With a number of grab and go restaurants as well as boutiques, it’s worth grabbing something to eat there and heading over to your gate early. Unless you’ve booked a first class seat, seats tend to be allocated on a first come first serve basis. If you’re really early, you can even try your luck and join a standby queue for an earlier ferry if you’re desperate to get either back to HK or can’t wait to leave it behind.

How to book Macau ferry tickets
If you have a Hong Kong Pass - you can enjoy a free return journey from Hong Kong to Macau on Cotai Jet. Simply show your Hong Kong Pass at the ""Online Beng Seng"" counter in the Sheung Wan Hong Kong Macau Ferry Terminal to collect your ticket for your chosen sailing.

Alternatively, Macau ferry tickets can be booked through a number of different methods. If you’re keen on booking one from the comfort of your hotel room, they can be booked online through TurboJET and Cotai Water Jet’s official websites. Additionally, you can also show up in person and buy the tickets at the terminal or through a travel agent - hotel packages will usually come with a return ferry ticket.


Looking to jet over to Macau in style? If you have a bit more cash to splash, you can grab a helicopter from Macau Ferry terminal and jet over to the nearby island. Make sure to bring your camera though as you’ll definitely want to grab a shot of Victoria Harbour and the Hong Kong skyline as you depart.

Things to do in Macau

Try your luck
Macau has always been filled with casinos and in recent years, it’s drawn even bigger and grander names all the way from Las Vegas. The City of Dreams, an interconnected network of hotels and casinos including Hard Rock Hotel, is a popular favourite while it’s easy to spend horus getting lost in The Venetian. Studio City is also one of the more recent openings in Macau and it’s a total trip, modelled after Hollywood movies and the streets of Los Angeles.

See a show
The House of Dancing Water is one of the most stunning spectacles in Macau, bringing together Cirque De Soleil-esque acrobatics, magical water performances and Chinese mythology. It’s well worth taking a look and if you’re looking for a hotel, the Hard Rock Hotel frequently does packages which include the cost of the ticket. The Batman VR experience at Studio City is also unforgettable - it’s a jaw-dropping and heart-pumping experience in which the Caped Crusader takes you along on a crime-fighting mission through Gotham City.
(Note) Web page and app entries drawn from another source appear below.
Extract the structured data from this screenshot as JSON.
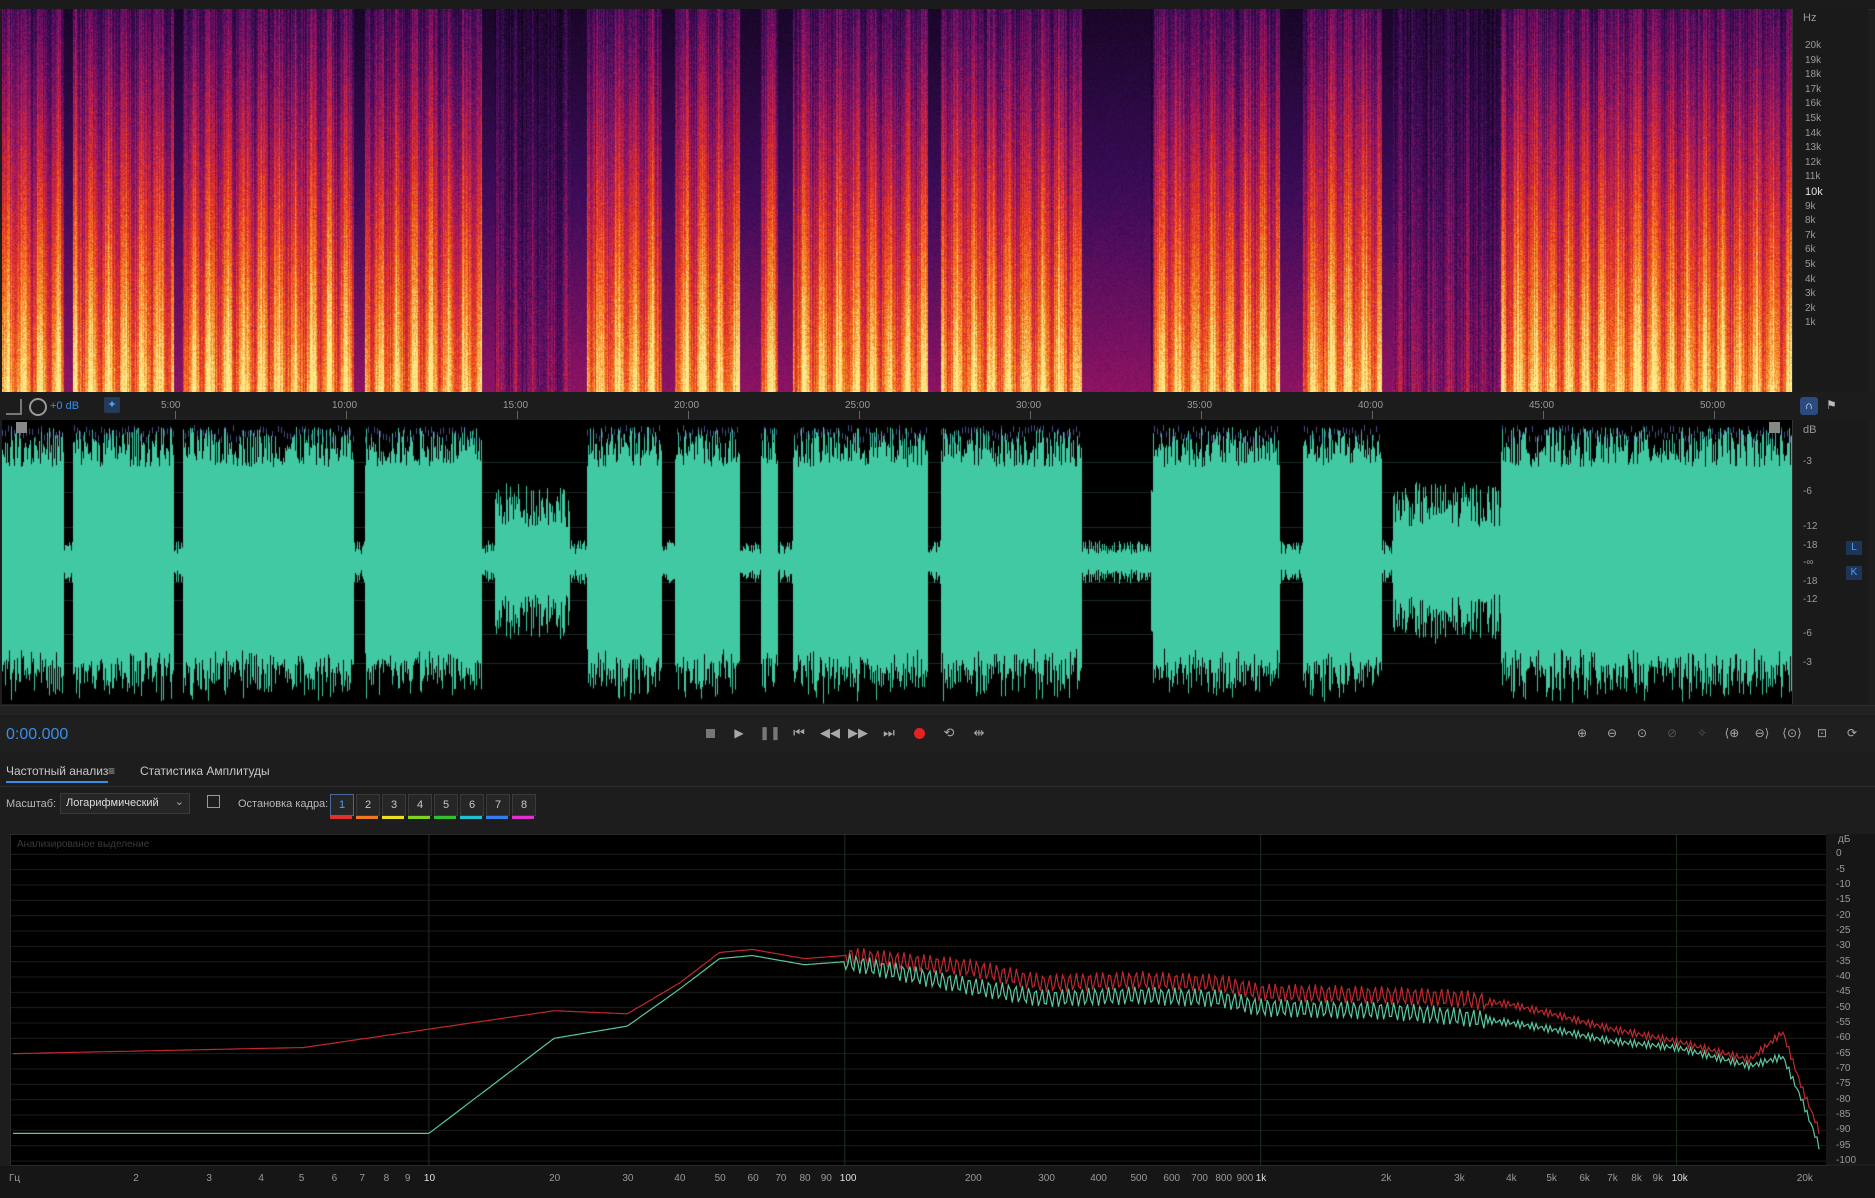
{
  "spectrogram": {
    "unit_label": "Hz",
    "freq_ticks": [
      "20k",
      "19k",
      "18k",
      "17k",
      "16k",
      "15k",
      "14k",
      "13k",
      "12k",
      "11k",
      "10k",
      "9k",
      "8k",
      "7k",
      "6k",
      "5k",
      "4k",
      "3k",
      "2k",
      "1k"
    ],
    "emphasized_tick": "10k"
  },
  "timeline": {
    "gain_label": "+0 dB",
    "ticks": [
      "5:00",
      "10:00",
      "15:00",
      "20:00",
      "25:00",
      "30:00",
      "35:00",
      "40:00",
      "45:00",
      "50:00"
    ]
  },
  "waveform": {
    "unit_label": "dB",
    "db_ticks": [
      "-3",
      "-6",
      "-12",
      "-18",
      "-∞",
      "-18",
      "-12",
      "-6",
      "-3"
    ],
    "channel_labels": [
      "L",
      "K"
    ],
    "color": "#40c9a2"
  },
  "transport": {
    "timecode": "0:00.000",
    "buttons": [
      "stop",
      "play",
      "pause",
      "go-to-start",
      "rewind",
      "fast-forward",
      "go-to-end",
      "record",
      "loop",
      "skip-selection"
    ],
    "zoom_buttons": [
      "zoom-in-amplitude",
      "zoom-out-amplitude",
      "zoom-reset",
      "zoom-disabled-1",
      "zoom-disabled-2",
      "zoom-in-time",
      "zoom-out-time",
      "zoom-full",
      "zoom-selection",
      "zoom-out-full"
    ]
  },
  "panel": {
    "tabs": [
      {
        "label": "Частотный анализ",
        "active": true
      },
      {
        "label": "Статистика Амплитуды",
        "active": false
      }
    ],
    "scale_label": "Масштаб:",
    "scale_value": "Логарифмический",
    "freeze_label": "Остановка кадра:",
    "freeze_slots": [
      {
        "label": "1",
        "color": "#e03030",
        "active": true
      },
      {
        "label": "2",
        "color": "#f07820"
      },
      {
        "label": "3",
        "color": "#e8e020"
      },
      {
        "label": "4",
        "color": "#80d020"
      },
      {
        "label": "5",
        "color": "#30c030"
      },
      {
        "label": "6",
        "color": "#20c0d0"
      },
      {
        "label": "7",
        "color": "#3080f0"
      },
      {
        "label": "8",
        "color": "#e030d0"
      }
    ]
  },
  "frequency_analysis": {
    "overlay_text": "Анализированое выделение",
    "db_unit": "дБ",
    "db_ticks": [
      "0",
      "-5",
      "-10",
      "-15",
      "-20",
      "-25",
      "-30",
      "-35",
      "-40",
      "-45",
      "-50",
      "-55",
      "-60",
      "-65",
      "-70",
      "-75",
      "-80",
      "-85",
      "-90",
      "-95",
      "-100"
    ],
    "hz_unit": "Гц",
    "hz_ticks": [
      "2",
      "3",
      "4",
      "5",
      "6",
      "7",
      "8",
      "9",
      "10",
      "20",
      "30",
      "40",
      "50",
      "60",
      "70",
      "80",
      "90",
      "100",
      "200",
      "300",
      "400",
      "500",
      "600",
      "700",
      "800",
      "900",
      "1k",
      "2k",
      "3k",
      "4k",
      "5k",
      "6k",
      "7k",
      "8k",
      "9k",
      "10k",
      "20k"
    ]
  },
  "chart_data": {
    "type": "line",
    "xlabel": "Гц",
    "ylabel": "дБ",
    "x_scale": "log",
    "xlim": [
      1,
      22000
    ],
    "ylim": [
      -100,
      5
    ],
    "x": [
      1,
      5,
      10,
      20,
      30,
      40,
      50,
      60,
      80,
      100,
      200,
      300,
      500,
      800,
      1000,
      2000,
      3000,
      4000,
      5000,
      7000,
      10000,
      15000,
      18000,
      20000,
      22000
    ],
    "series": [
      {
        "color": "#c0282c",
        "values": [
          -65,
          -63,
          -57,
          -51,
          -52,
          -42,
          -32,
          -31,
          -34,
          -33,
          -37,
          -42,
          -41,
          -42,
          -45,
          -46,
          -47,
          -49,
          -52,
          -57,
          -61,
          -67,
          -58,
          -76,
          -90
        ]
      },
      {
        "color": "#58c8a0",
        "values": [
          -91,
          -91,
          -91,
          -60,
          -56,
          -44,
          -34,
          -33,
          -36,
          -35,
          -43,
          -47,
          -46,
          -47,
          -50,
          -51,
          -53,
          -55,
          -57,
          -61,
          -63,
          -69,
          -66,
          -80,
          -95
        ]
      }
    ]
  }
}
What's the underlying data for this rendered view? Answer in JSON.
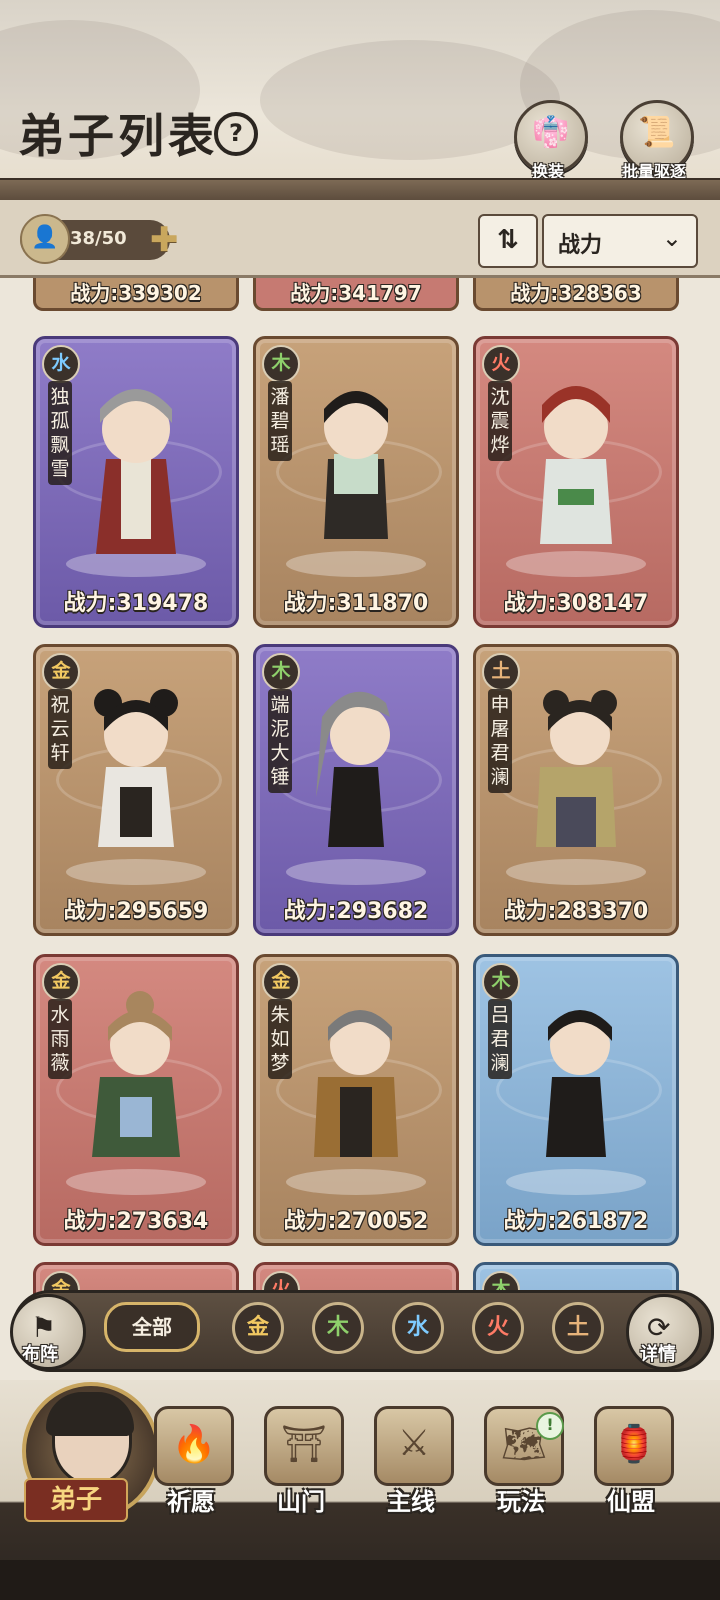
{
  "header": {
    "title": "弟子列表",
    "help_label": "?",
    "buttons": [
      {
        "label": "换装",
        "icon": "outfit-icon"
      },
      {
        "label": "批量驱逐",
        "icon": "expel-scroll-icon"
      }
    ]
  },
  "toolbar": {
    "count": "38/50",
    "sort_label": "战力"
  },
  "partial_top_row": [
    {
      "power": "战力:339302"
    },
    {
      "power": "战力:341797"
    },
    {
      "power": "战力:328363"
    }
  ],
  "disciples": [
    {
      "element": "水",
      "element_key": "water",
      "name": "独孤飘雪",
      "power": "战力:319478",
      "bg": "purple"
    },
    {
      "element": "木",
      "element_key": "wood",
      "name": "潘碧瑶",
      "power": "战力:311870",
      "bg": "brown"
    },
    {
      "element": "火",
      "element_key": "fire",
      "name": "沈震烨",
      "power": "战力:308147",
      "bg": "red"
    },
    {
      "element": "金",
      "element_key": "metal",
      "name": "祝云轩",
      "power": "战力:295659",
      "bg": "brown"
    },
    {
      "element": "木",
      "element_key": "wood",
      "name": "端泥大锤",
      "power": "战力:293682",
      "bg": "purple"
    },
    {
      "element": "土",
      "element_key": "earth",
      "name": "申屠君澜",
      "power": "战力:283370",
      "bg": "brown"
    },
    {
      "element": "金",
      "element_key": "metal",
      "name": "水雨薇",
      "power": "战力:273634",
      "bg": "red"
    },
    {
      "element": "金",
      "element_key": "metal",
      "name": "朱如梦",
      "power": "战力:270052",
      "bg": "brown"
    },
    {
      "element": "木",
      "element_key": "wood",
      "name": "吕君澜",
      "power": "战力:261872",
      "bg": "blue"
    }
  ],
  "partial_bottom_row": [
    {
      "element": "金",
      "element_key": "metal"
    },
    {
      "element": "火",
      "element_key": "fire"
    },
    {
      "element": "木",
      "element_key": "wood"
    }
  ],
  "element_filter": {
    "all_label": "全部",
    "elements": [
      {
        "label": "金",
        "key": "metal"
      },
      {
        "label": "木",
        "key": "wood"
      },
      {
        "label": "水",
        "key": "water"
      },
      {
        "label": "火",
        "key": "fire"
      },
      {
        "label": "土",
        "key": "earth"
      }
    ],
    "left_button": "布阵",
    "right_button": "详情"
  },
  "bottom_nav": [
    {
      "label": "弟子",
      "active": true
    },
    {
      "label": "祈愿"
    },
    {
      "label": "山门"
    },
    {
      "label": "主线"
    },
    {
      "label": "玩法",
      "badge": "!"
    },
    {
      "label": "仙盟"
    }
  ],
  "colors": {
    "purple_card": "#7b68b8",
    "brown_card": "#b8936c",
    "red_card": "#c67a72",
    "blue_card": "#8cb3d6",
    "wood": "#8ed06b",
    "water": "#7ecbff",
    "fire": "#ff7b66",
    "metal": "#f2c962",
    "earth": "#e7b37a"
  }
}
Eat Portuguese food
Macau still bears the legacy of its Portuguese occupation, with snatches of the language being tossed around and some truly authentic cuisine. One of the best places to grab a meal is at Fernando’s, which you’ll need a cab to take you out to, but it’s well worth it as it’s a true local gem. Serving up juicy suckling pig, garlicky spiced prawns and more, it’s all best washed down with a ruby red wine before retiring to Fernando’s relaxing courtyard. If you’re just wandering around the city, you also have to be sure to grab one of Macau’s famed egg tarts or breaded pork buns.